Tunisia leader Ben Ali flees and prime minister takes power

by David D. Kirkpatrick New York Times January 14, 2011

TUNIS — Tunisia’s president, Zine el-Abidine Ben Ali, fled his country on Friday night, capitulating after a month of mounting protests calling for an end to his 23 years of authoritarian rule. The official Saudi Arabian news agency said he arrived in the country early Saturday....

Photo: Holly Pickett/New York Times

Military backs new leaders in Tunisia

by David D. Kirkpatrick New York Times January 14, 2011

TUNIS — New battle lines appeared to take shape in traumatized Tunisia on Sunday as the military backed the nascent interim government in what state media portrayed as a fight against security forces loyal to ousted President Zine el-Abidine Ben Ali, blaming them for the violence and rioting that ...

Behind Tunisia unrest, rage over wealth of ruling family

by David D. Kirkpatrick New York Times January 13, 2011

HAMMAMET, Tunisia — This ancient Mediterranean hamlet, advertised as the Tunisian St.-Tropez, has long been the favorite summer getaway of President Zine el-Abidine Ben Ali and his large extended family, many of whom have built vast beachfront mansions here with the wealth they have amassed during...

Freedom House releases report showing decline in democracy worldwide

by Hunger Notes January 13, 2011

(January 13, 2011) Global freedom suffered its fifth consecutive year of decline in 2010, according to Freedom in the World 2011, Freedom House's annual assessment of political rights and civil liberties around the world. This represents the longest continuous period of decline in the nearly 40-year...

Tunisia’s and Ben Ali’s corruptions: the Wikileaks revelations

by Pierre Tristam January 12, 2011

Tunisia is an odd, secular dictatorship. Its president is elected by popular vote to five-year terms. But the president, Zine el-Abidine Ben Ali, and his ruling party, also choose their opponents, vet their campaign platforms, regulate their campaign posters and messages, and limit the election seas...

The ‘food bubble’ is bursting, says Lester Brown, and biotech won’t save us

by Tom Philpott Grist January 12, 2011

For years — even decades — Earth Policy Institute president and Grist contributor Lester Brown has issued Cassandra-like warnings about the global food system. His argument goes something like this: Global grain demand keeps rising, pushed up by population growth and the switch to more meat-heav...

Sudan needs to have greater transparency over its oil revenues to help preserve peace in the region, according to a new report
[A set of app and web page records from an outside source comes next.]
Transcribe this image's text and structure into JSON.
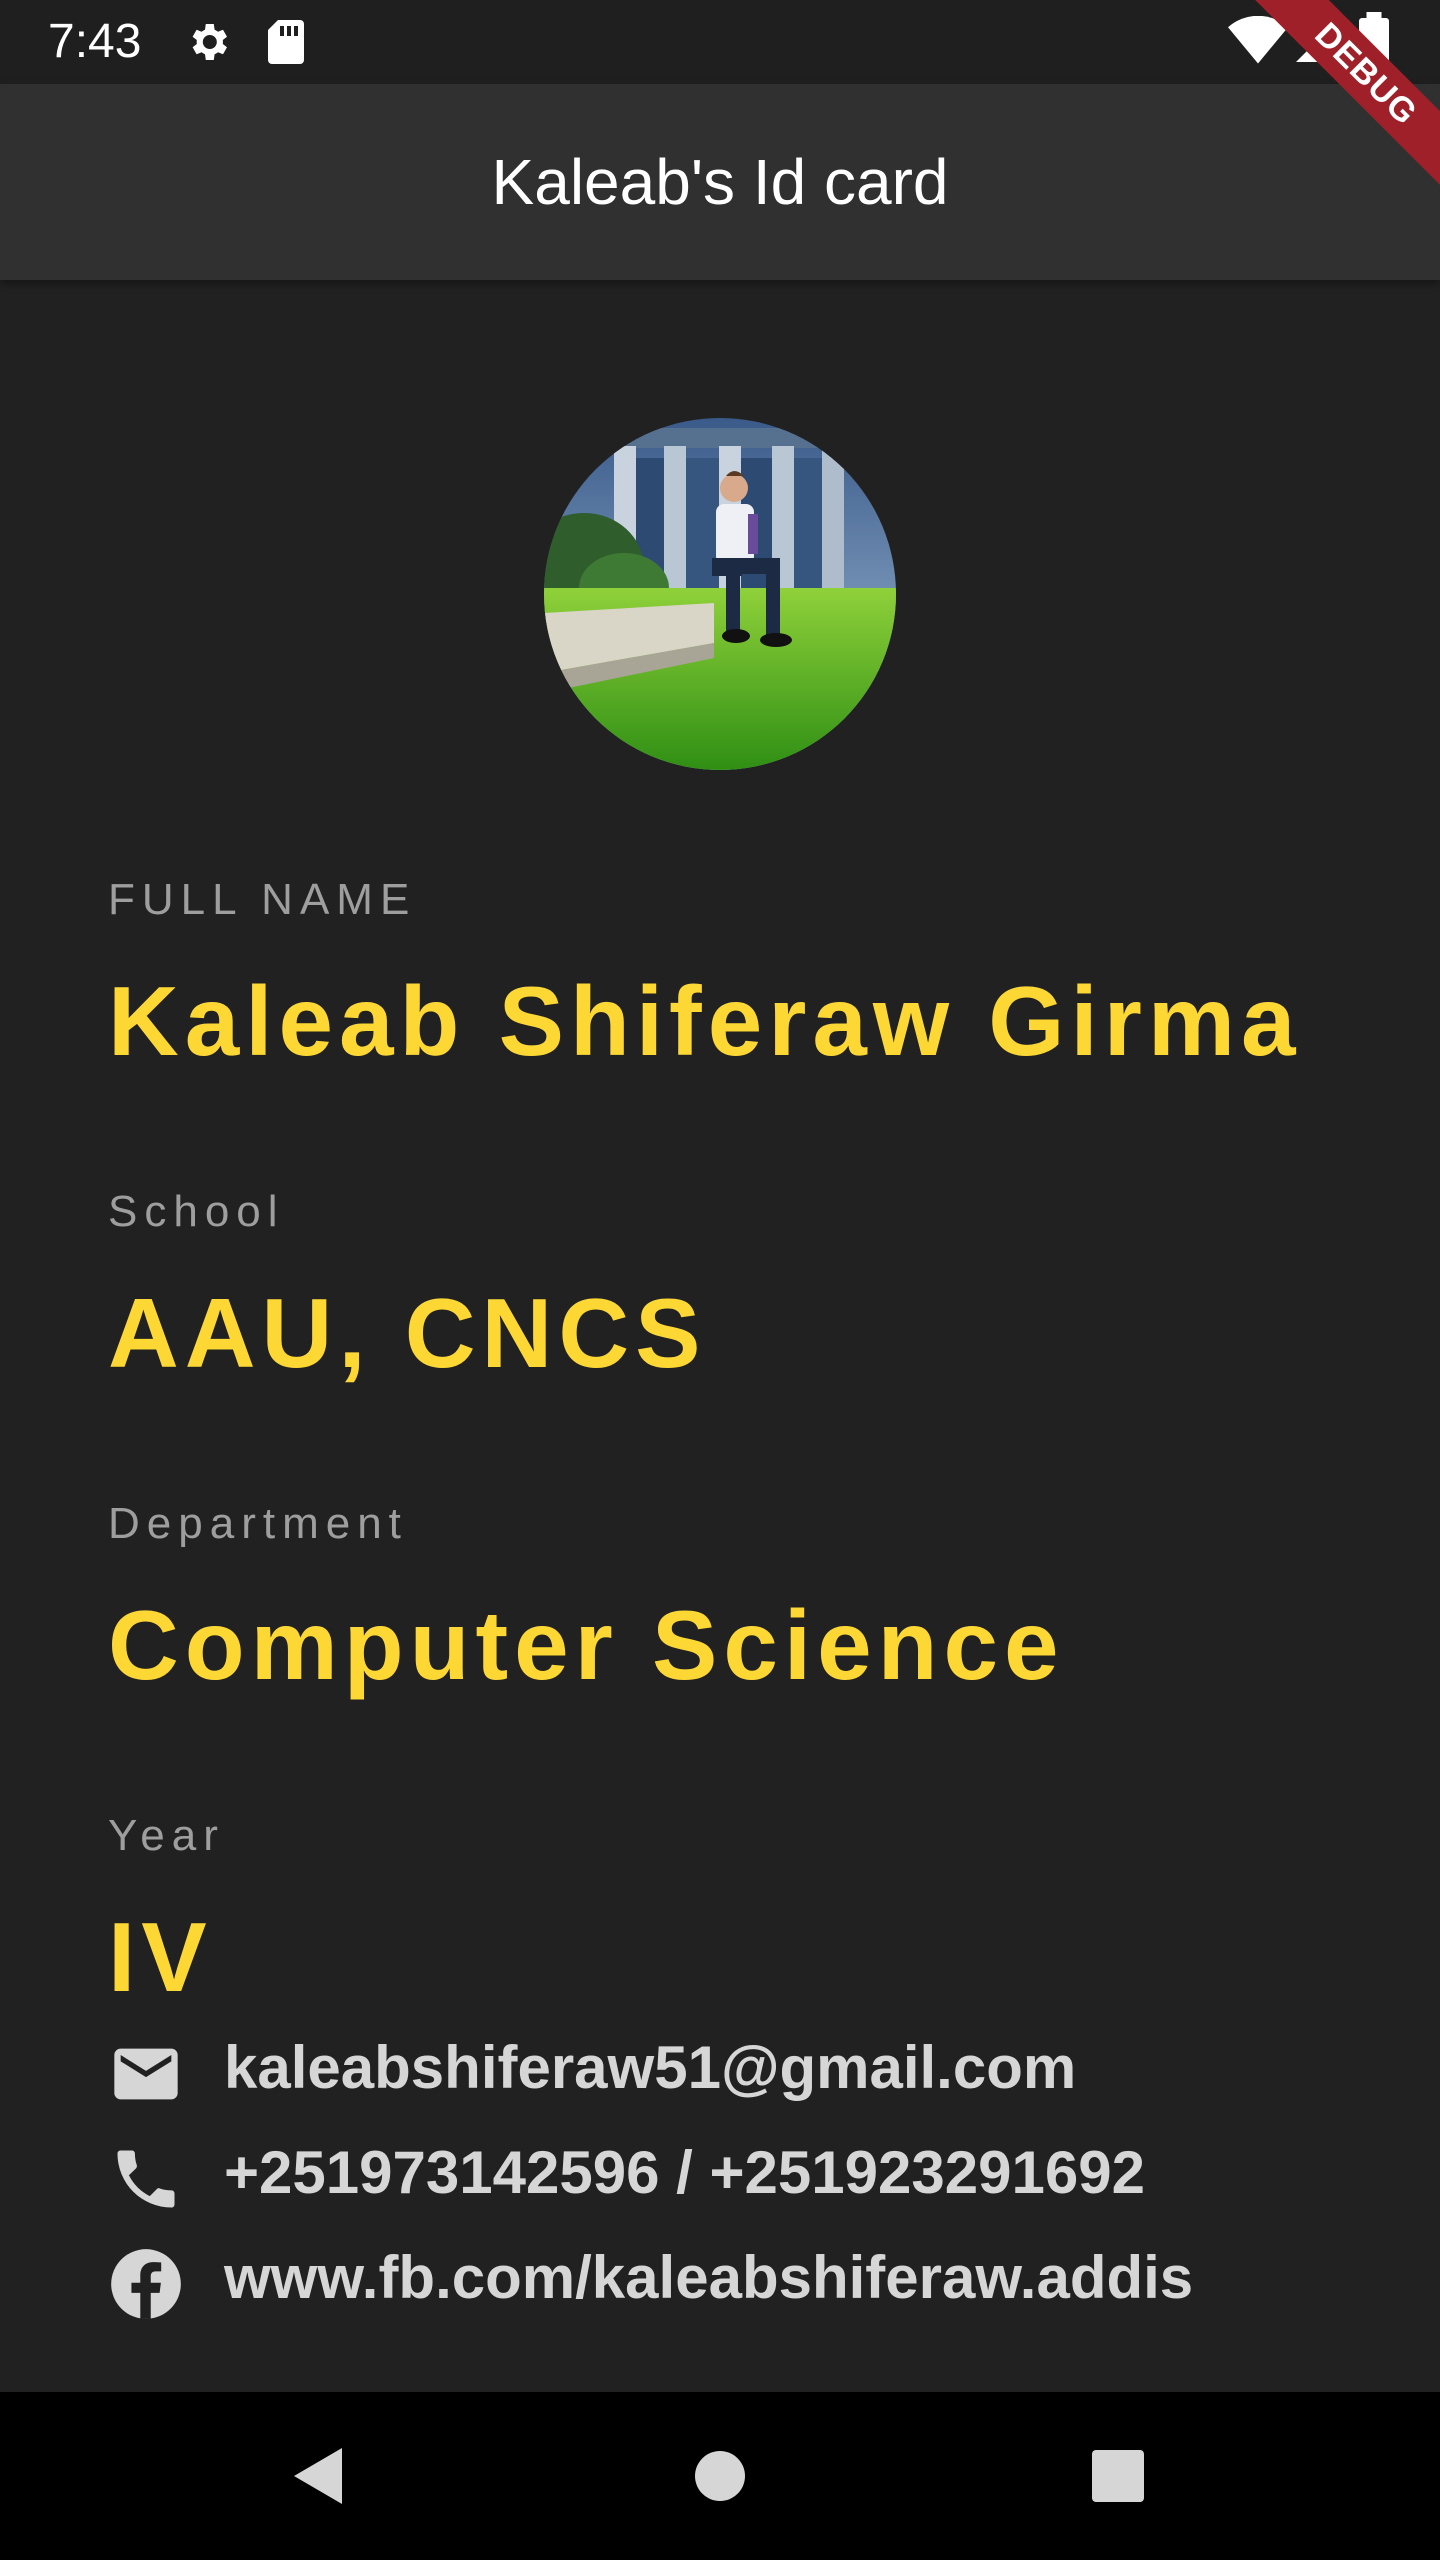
{
  "status_bar": {
    "time": "7:43",
    "left_icons": [
      "gear-icon",
      "sd-card-icon"
    ],
    "right_icons": [
      "wifi-icon",
      "cell-signal-icon",
      "battery-icon"
    ]
  },
  "app_bar": {
    "title": "Kaleab's Id card"
  },
  "debug_banner": {
    "label": "DEBUG",
    "color": "#a0202a"
  },
  "profile": {
    "avatar": "profile-photo"
  },
  "fields": [
    {
      "label": "FULL NAME",
      "value": "Kaleab Shiferaw Girma"
    },
    {
      "label": "School",
      "value": "AAU, CNCS"
    },
    {
      "label": "Department",
      "value": "Computer Science"
    },
    {
      "label": "Year",
      "value": "IV"
    }
  ],
  "contacts": [
    {
      "icon": "email-icon",
      "text": "kaleabshiferaw51@gmail.com"
    },
    {
      "icon": "phone-icon",
      "text": "+251973142596 / +251923291692"
    },
    {
      "icon": "facebook-icon",
      "text": "www.fb.com/kaleabshiferaw.addis"
    }
  ],
  "nav_bar": {
    "buttons": [
      "back-button",
      "home-button",
      "recents-button"
    ]
  },
  "colors": {
    "background": "#212121",
    "app_bar": "#303030",
    "accent": "#fdd835",
    "label": "#9e9e9e",
    "contact_text": "#d6d6d6"
  }
}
by BBC News January 6, 2011

Sudan needs to have greater transparency over its oil revenues to help preserve peace in the region, according to a new report....
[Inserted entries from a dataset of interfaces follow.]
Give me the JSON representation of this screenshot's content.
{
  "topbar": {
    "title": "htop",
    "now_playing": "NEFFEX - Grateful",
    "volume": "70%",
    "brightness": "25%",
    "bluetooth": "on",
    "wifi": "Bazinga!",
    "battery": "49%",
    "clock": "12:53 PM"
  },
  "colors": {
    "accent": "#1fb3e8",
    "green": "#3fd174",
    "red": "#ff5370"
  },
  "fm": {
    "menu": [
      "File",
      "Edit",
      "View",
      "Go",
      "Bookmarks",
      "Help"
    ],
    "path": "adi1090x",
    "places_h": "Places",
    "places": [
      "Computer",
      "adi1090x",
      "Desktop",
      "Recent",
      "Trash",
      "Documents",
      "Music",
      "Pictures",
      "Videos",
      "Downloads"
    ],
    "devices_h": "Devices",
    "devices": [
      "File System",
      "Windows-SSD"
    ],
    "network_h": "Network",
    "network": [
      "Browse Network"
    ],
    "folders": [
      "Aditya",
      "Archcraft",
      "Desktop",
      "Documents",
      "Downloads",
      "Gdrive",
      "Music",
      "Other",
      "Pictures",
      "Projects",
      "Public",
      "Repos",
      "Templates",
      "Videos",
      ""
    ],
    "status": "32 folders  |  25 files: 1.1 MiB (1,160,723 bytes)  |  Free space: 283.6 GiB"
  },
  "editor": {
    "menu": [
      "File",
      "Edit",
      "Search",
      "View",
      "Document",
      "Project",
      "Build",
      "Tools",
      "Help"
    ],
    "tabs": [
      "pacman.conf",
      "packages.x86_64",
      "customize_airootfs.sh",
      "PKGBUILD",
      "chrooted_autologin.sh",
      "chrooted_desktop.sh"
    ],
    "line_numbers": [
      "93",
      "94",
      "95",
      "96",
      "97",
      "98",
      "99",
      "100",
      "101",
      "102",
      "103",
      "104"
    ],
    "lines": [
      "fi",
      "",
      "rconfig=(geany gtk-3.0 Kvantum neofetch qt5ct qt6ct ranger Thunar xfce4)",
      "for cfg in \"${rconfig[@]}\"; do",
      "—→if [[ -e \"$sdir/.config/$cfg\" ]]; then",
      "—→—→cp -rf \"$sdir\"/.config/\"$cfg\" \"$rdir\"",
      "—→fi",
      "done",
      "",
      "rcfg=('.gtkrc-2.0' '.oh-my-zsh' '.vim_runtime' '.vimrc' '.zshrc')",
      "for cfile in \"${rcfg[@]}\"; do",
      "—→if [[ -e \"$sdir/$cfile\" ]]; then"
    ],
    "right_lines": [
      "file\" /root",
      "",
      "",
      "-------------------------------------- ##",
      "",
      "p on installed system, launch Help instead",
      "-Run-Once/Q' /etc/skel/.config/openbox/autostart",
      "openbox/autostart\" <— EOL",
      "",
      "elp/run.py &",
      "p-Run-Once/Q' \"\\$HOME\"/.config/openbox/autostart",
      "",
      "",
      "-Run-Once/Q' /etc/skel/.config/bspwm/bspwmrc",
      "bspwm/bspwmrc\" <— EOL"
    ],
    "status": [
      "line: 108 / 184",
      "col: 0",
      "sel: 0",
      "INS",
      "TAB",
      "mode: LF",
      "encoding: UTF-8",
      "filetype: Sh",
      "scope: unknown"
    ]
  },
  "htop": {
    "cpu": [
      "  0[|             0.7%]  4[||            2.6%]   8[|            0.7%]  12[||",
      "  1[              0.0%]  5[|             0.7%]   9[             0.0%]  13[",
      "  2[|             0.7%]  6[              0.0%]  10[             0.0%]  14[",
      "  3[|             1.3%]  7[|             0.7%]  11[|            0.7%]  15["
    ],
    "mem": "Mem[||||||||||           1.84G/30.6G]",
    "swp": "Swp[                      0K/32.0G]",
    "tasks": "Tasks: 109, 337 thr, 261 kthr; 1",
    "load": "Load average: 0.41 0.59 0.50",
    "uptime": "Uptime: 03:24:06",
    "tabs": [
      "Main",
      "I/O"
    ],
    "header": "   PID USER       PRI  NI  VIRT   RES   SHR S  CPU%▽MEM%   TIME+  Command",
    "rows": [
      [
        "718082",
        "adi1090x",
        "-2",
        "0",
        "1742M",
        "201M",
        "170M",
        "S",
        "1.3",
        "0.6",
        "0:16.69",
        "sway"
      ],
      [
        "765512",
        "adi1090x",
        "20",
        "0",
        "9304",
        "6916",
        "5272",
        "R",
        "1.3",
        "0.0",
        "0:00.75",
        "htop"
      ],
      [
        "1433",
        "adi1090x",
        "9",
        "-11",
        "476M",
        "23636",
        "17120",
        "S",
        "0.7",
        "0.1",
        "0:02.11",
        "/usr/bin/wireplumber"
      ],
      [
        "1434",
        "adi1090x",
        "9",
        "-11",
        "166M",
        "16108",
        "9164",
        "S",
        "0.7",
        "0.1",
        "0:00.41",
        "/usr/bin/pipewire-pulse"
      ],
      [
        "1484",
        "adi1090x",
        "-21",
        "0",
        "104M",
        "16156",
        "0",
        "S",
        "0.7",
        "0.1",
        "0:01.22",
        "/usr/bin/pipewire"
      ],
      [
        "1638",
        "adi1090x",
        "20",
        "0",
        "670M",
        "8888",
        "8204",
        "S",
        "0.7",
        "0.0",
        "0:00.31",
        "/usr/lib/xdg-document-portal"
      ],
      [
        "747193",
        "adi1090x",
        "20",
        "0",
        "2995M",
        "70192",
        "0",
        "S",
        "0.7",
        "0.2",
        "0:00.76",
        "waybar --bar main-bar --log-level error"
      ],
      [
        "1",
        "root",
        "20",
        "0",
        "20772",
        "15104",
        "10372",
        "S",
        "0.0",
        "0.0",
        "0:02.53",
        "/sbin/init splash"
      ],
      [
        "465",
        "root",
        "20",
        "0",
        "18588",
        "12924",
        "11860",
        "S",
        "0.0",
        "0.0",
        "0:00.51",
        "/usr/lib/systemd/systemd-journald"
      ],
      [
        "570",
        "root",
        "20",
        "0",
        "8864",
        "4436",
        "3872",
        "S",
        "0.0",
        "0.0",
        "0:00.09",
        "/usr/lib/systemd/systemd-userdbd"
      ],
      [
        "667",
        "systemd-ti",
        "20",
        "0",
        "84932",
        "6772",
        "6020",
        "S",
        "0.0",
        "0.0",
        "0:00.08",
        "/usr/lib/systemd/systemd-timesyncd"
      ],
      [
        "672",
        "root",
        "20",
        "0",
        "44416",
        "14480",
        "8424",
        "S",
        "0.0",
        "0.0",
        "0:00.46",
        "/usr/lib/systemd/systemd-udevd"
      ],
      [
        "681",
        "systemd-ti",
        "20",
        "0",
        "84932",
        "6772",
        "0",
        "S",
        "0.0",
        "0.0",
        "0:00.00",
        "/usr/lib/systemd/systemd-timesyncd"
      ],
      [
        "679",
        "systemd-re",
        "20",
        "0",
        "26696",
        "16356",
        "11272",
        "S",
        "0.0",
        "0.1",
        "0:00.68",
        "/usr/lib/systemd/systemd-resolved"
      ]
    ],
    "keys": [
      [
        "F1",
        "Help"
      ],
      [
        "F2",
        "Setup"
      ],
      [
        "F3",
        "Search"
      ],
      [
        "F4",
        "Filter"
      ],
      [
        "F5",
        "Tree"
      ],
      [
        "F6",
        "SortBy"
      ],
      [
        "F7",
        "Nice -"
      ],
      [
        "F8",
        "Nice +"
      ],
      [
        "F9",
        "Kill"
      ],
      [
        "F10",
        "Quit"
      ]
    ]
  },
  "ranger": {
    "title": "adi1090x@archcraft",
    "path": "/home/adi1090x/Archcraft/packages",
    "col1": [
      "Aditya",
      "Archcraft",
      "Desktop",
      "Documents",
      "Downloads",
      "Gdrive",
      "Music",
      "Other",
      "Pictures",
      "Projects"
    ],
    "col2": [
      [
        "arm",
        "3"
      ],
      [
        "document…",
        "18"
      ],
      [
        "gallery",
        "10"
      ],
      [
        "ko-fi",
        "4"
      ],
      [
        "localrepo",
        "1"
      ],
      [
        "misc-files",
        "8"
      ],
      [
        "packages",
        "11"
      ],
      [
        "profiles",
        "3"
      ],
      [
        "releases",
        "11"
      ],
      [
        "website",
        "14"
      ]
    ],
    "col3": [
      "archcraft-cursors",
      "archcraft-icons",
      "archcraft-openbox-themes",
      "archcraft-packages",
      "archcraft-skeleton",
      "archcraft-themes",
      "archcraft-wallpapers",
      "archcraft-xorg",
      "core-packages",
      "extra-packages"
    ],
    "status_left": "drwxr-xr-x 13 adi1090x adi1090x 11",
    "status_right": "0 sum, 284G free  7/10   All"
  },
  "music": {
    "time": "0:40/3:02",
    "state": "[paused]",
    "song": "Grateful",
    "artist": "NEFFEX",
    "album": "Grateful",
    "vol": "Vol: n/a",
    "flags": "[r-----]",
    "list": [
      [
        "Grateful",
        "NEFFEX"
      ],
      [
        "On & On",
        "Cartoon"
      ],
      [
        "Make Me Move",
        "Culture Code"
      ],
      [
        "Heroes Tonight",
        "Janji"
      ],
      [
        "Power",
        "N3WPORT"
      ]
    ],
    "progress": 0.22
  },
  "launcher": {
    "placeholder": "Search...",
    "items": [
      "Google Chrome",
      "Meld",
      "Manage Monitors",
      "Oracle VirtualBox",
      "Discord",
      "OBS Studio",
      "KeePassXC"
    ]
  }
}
The coming hunger: Record food prices put world ‘in danger’, says UN

by Sean O'Grady The Independent January 6, 2011

Food riots, geopolitical tensions, global inflation and increasing hunger among the planet's poorest people are the likely effects of a new surge in world food prices, which have hit an all-time high according to the United Nations....

No police in Mexico town after last officer kidnapped

by BBC News December 28, 2010

The Mexican border town of Guadalupe has been left with no police force after the last officer was kidnapped....

Ernesto Sabato, 99: Writer led investigation of Argentina’s ‘dirty war’

by Peter Eisner Washington Post May 1, 2010

Ernesto Sabato, 99, a celebrated Argentine writer and intellectual who was chosen to lead an official investigation of thousands of killings by the military during the Dirty War of the 1970s and 1980s, and whose long life included careers as a physicist, public servant and artist, died April 30 at h...